U.S. Tripoli Visit Shows Increased Libya Focus after Fighting
The United States on Tuesday sent its highest-level official to Libya since 2014 in what it called a signal of Washington’s increased focus on efforts to resolve the country’s crisis. Acting assistant secretary of state Joey Hood met Libya’s new Government of National Unity (GNU) head Prime Minister Abdulhamid Dbeibeh and Presidency Council chief Mohamed al-Menfi. “The goal of the United States is a sovereign, stable, unified Libya with no foreign interference, and a state that is capable of combating terrorism,” he said at a joint news conference with Libyan Foreign Minister Najla al-Mangoush. The GNU’s appointment in March was accepted by both main sides in the civil war – and their foreign backers – in a move seen as representing the best hope for peace in years, though with many big obstacles remaining. … “We oppose foreign fighters, we oppose proxy forces,” Hood said. “The agreement on an electoral roadmap for elections in December is very important,” he added. Reuters

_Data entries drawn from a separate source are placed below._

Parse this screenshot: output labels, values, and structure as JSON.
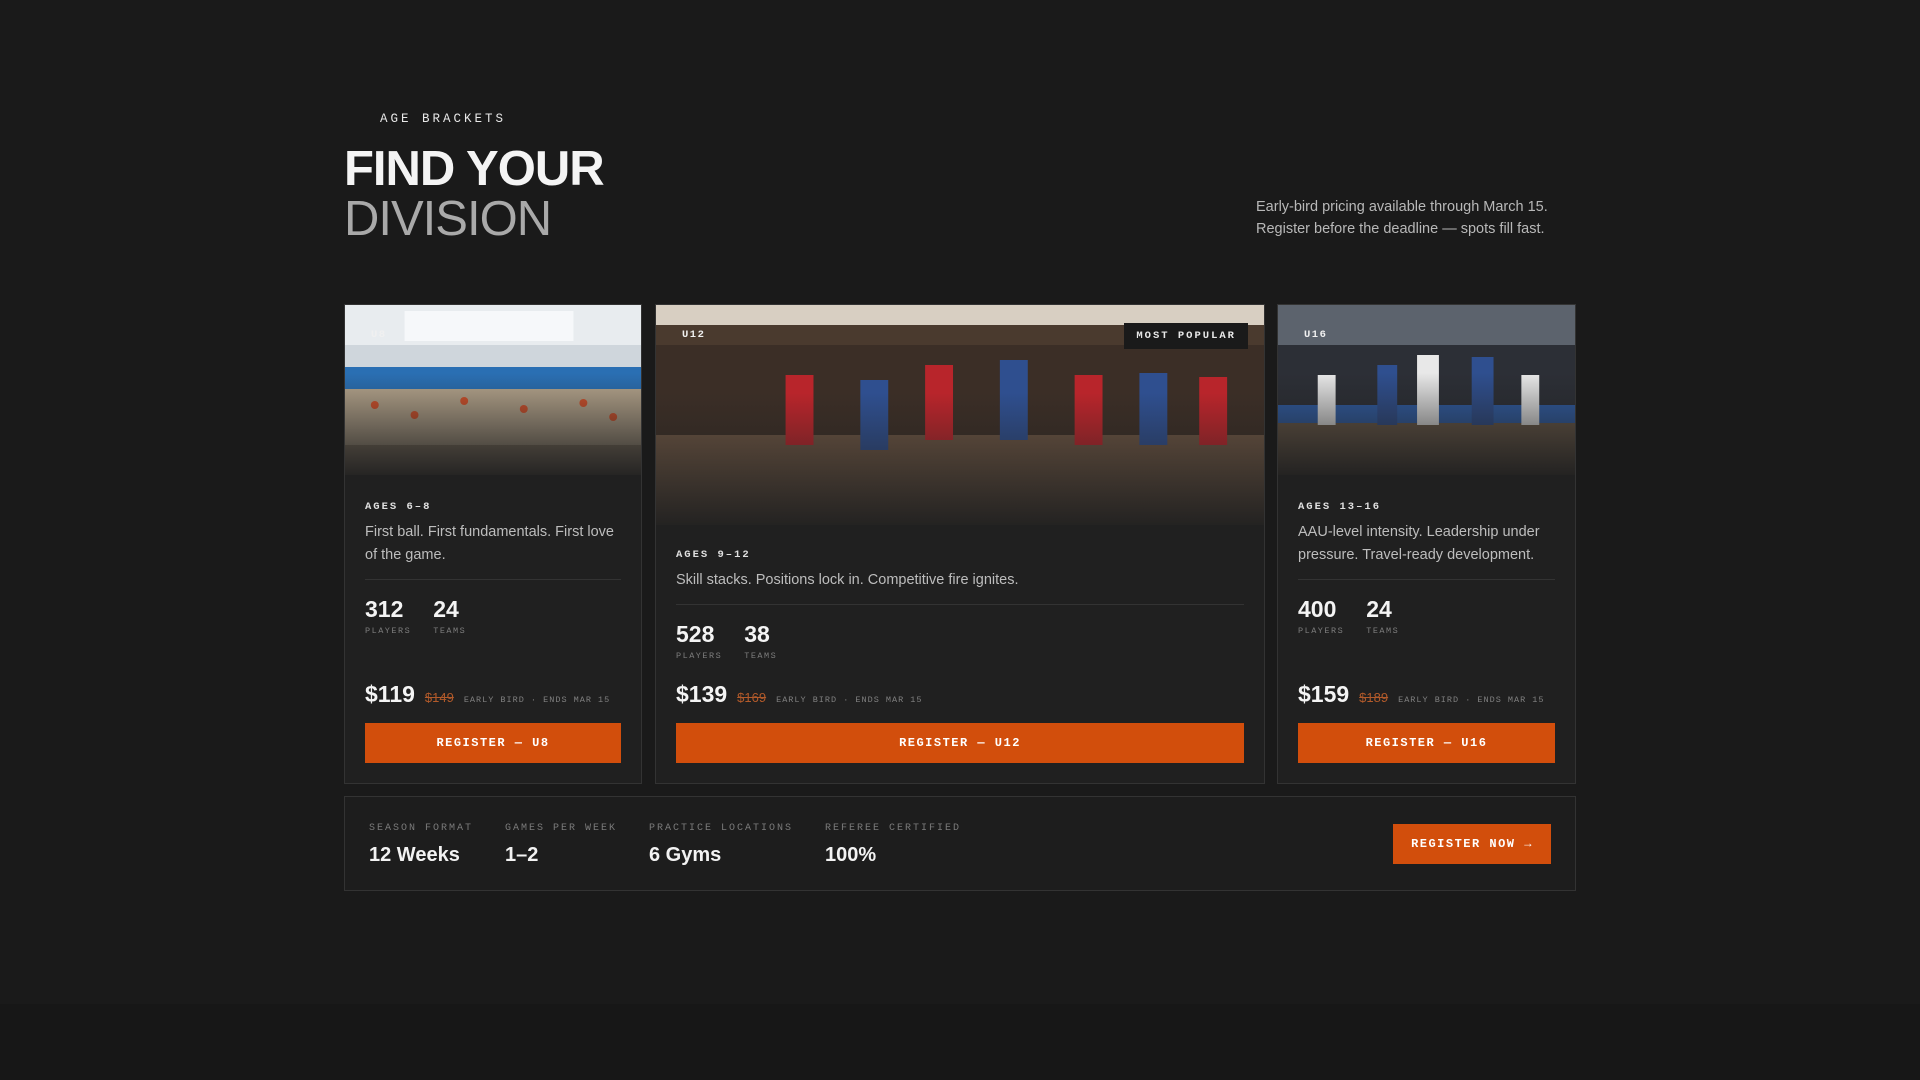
{
  "header": {
    "eyebrow": "AGE BRACKETS",
    "title_line1": "FIND YOUR",
    "title_line2": "DIVISION",
    "intro_line1": "Early-bird pricing available through March 15.",
    "intro_line2": "Register before the deadline — spots fill fast."
  },
  "cards": [
    {
      "tag": "U8",
      "ages": "AGES 6–8",
      "description": "First ball. First fundamentals. First love of the game.",
      "players_value": "312",
      "players_label": "PLAYERS",
      "teams_value": "24",
      "teams_label": "TEAMS",
      "price": "$119",
      "old_price": "$149",
      "early_bird": "EARLY BIRD · ENDS MAR 15",
      "button": "REGISTER — U8"
    },
    {
      "tag": "U12",
      "badge": "MOST POPULAR",
      "ages": "AGES 9–12",
      "description": "Skill stacks. Positions lock in. Competitive fire ignites.",
      "players_value": "528",
      "players_label": "PLAYERS",
      "teams_value": "38",
      "teams_label": "TEAMS",
      "price": "$139",
      "old_price": "$169",
      "early_bird": "EARLY BIRD · ENDS MAR 15",
      "button": "REGISTER — U12"
    },
    {
      "tag": "U16",
      "ages": "AGES 13–16",
      "description": "AAU-level intensity. Leadership under pressure. Travel-ready development.",
      "players_value": "400",
      "players_label": "PLAYERS",
      "teams_value": "24",
      "teams_label": "TEAMS",
      "price": "$159",
      "old_price": "$189",
      "early_bird": "EARLY BIRD · ENDS MAR 15",
      "button": "REGISTER — U16"
    }
  ],
  "infobar": {
    "items": [
      {
        "label": "SEASON FORMAT",
        "value": "12 Weeks"
      },
      {
        "label": "GAMES PER WEEK",
        "value": "1–2"
      },
      {
        "label": "PRACTICE LOCATIONS",
        "value": "6 Gyms"
      },
      {
        "label": "REFEREE CERTIFIED",
        "value": "100%"
      }
    ],
    "button": "REGISTER NOW →"
  },
  "colors": {
    "background": "#1a1a1a",
    "card": "#202020",
    "accent": "#d24e0c",
    "strike": "#b25a2a"
  }
}
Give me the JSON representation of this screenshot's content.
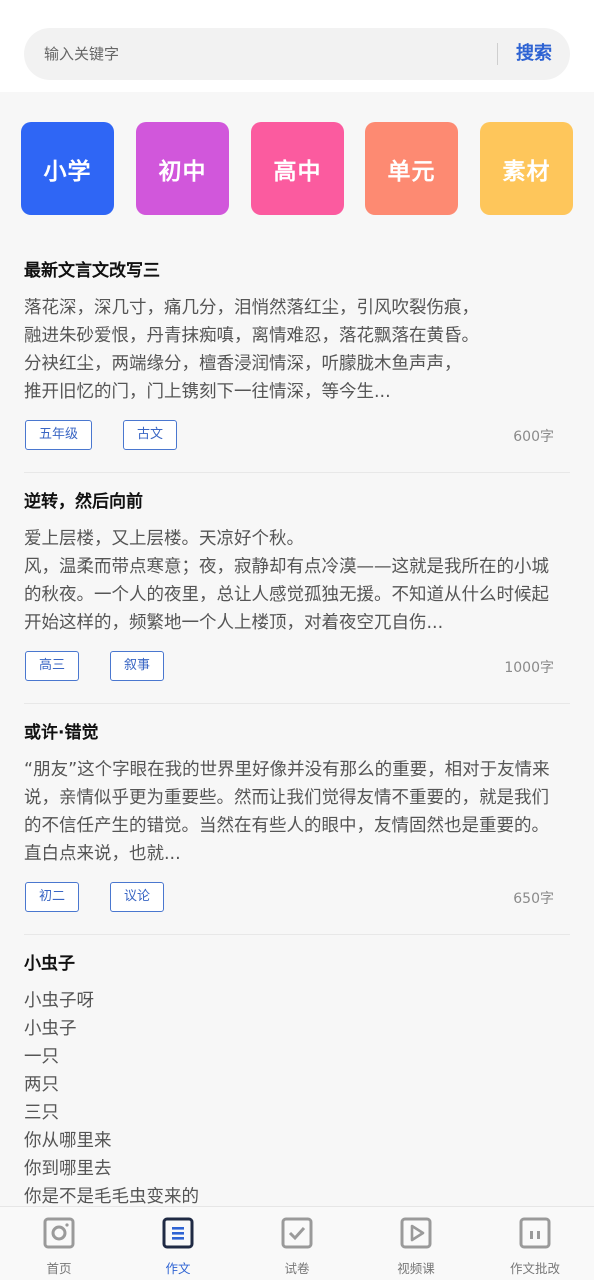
{
  "search": {
    "placeholder": "输入关键字",
    "button_label": "搜索"
  },
  "categories": [
    {
      "label": "小学",
      "color": "#2f66f5"
    },
    {
      "label": "初中",
      "color": "#d157db"
    },
    {
      "label": "高中",
      "color": "#fb5b9f"
    },
    {
      "label": "单元",
      "color": "#fd8a72"
    },
    {
      "label": "素材",
      "color": "#fec65b"
    }
  ],
  "articles": [
    {
      "title": "最新文言文改写三",
      "lines": [
        "落花深，深几寸，痛几分，泪悄然落红尘，引风吹裂伤痕，",
        "融进朱砂爱恨，丹青抹痴嗔，离情难忍，落花飘落在黄昏。",
        "分袂红尘，两端缘分，檀香浸润情深，听朦胧木鱼声声，",
        "推开旧忆的门，门上镌刻下一往情深，等今生..."
      ],
      "tags": [
        "五年级",
        "古文"
      ],
      "word_count": "600字"
    },
    {
      "title": "逆转，然后向前",
      "lines": [
        "爱上层楼，又上层楼。天凉好个秋。",
        "风，温柔而带点寒意；夜，寂静却有点冷漠——这就是我所在的小城",
        "的秋夜。一个人的夜里，总让人感觉孤独无援。不知道从什么时候起",
        "开始这样的，频繁地一个人上楼顶，对着夜空兀自伤..."
      ],
      "tags": [
        "高三",
        "叙事"
      ],
      "word_count": "1000字"
    },
    {
      "title": "或许·错觉",
      "lines": [
        "“朋友”这个字眼在我的世界里好像并没有那么的重要，相对于友情来",
        "说，亲情似乎更为重要些。然而让我们觉得友情不重要的，就是我们",
        "的不信任产生的错觉。当然在有些人的眼中，友情固然也是重要的。",
        "直白点来说，也就..."
      ],
      "tags": [
        "初二",
        "议论"
      ],
      "word_count": "650字"
    },
    {
      "title": "小虫子",
      "lines": [
        "小虫子呀",
        "小虫子",
        "一只",
        "两只",
        "三只",
        "你从哪里来",
        "你到哪里去",
        "你是不是毛毛虫变来的"
      ],
      "tags": [],
      "word_count": ""
    }
  ],
  "nav": [
    {
      "label": "首页",
      "icon": "camera-icon",
      "active": false
    },
    {
      "label": "作文",
      "icon": "essay-icon",
      "active": true
    },
    {
      "label": "试卷",
      "icon": "check-icon",
      "active": false
    },
    {
      "label": "视频课",
      "icon": "play-icon",
      "active": false
    },
    {
      "label": "作文批改",
      "icon": "correction-icon",
      "active": false
    }
  ],
  "colors": {
    "accent": "#2e63d3",
    "tag_border": "#4a77cf",
    "nav_icon": "#9a9a9a",
    "nav_icon_active": "#1f2a44"
  }
}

Shippers Call for Coalition against Gulf of Guinea Pirates
Major international shipping and maritime companies have called for a coalition to combat piracy in the Gulf of Guinea, where armed kidnappings of seafarers reached record levels last year. A key shipping route stretching from Senegal to Angola, the Gulf of Guinea has seen pirates, mostly Nigerians, attacking farther out to sea in more sophisticated, violent assaults on commercial ships. A group of around 100 shippers, maritime companies and trade associations have signed a declaration released on Monday calling for more cooperation to curb piracy in the region, which accounted for almost all maritime abductions in 2020. “The threat that looms for all seafarers going to the region is being kidnapped at gunpoint for ransom,” said the declaration, which was developed in online meetings by signatories from Europe, China, Japan, India and Turkey. “The violence, scope, and sophistication of the attacks on shipping has continued to increase.” AFP



Photo: Adam Jones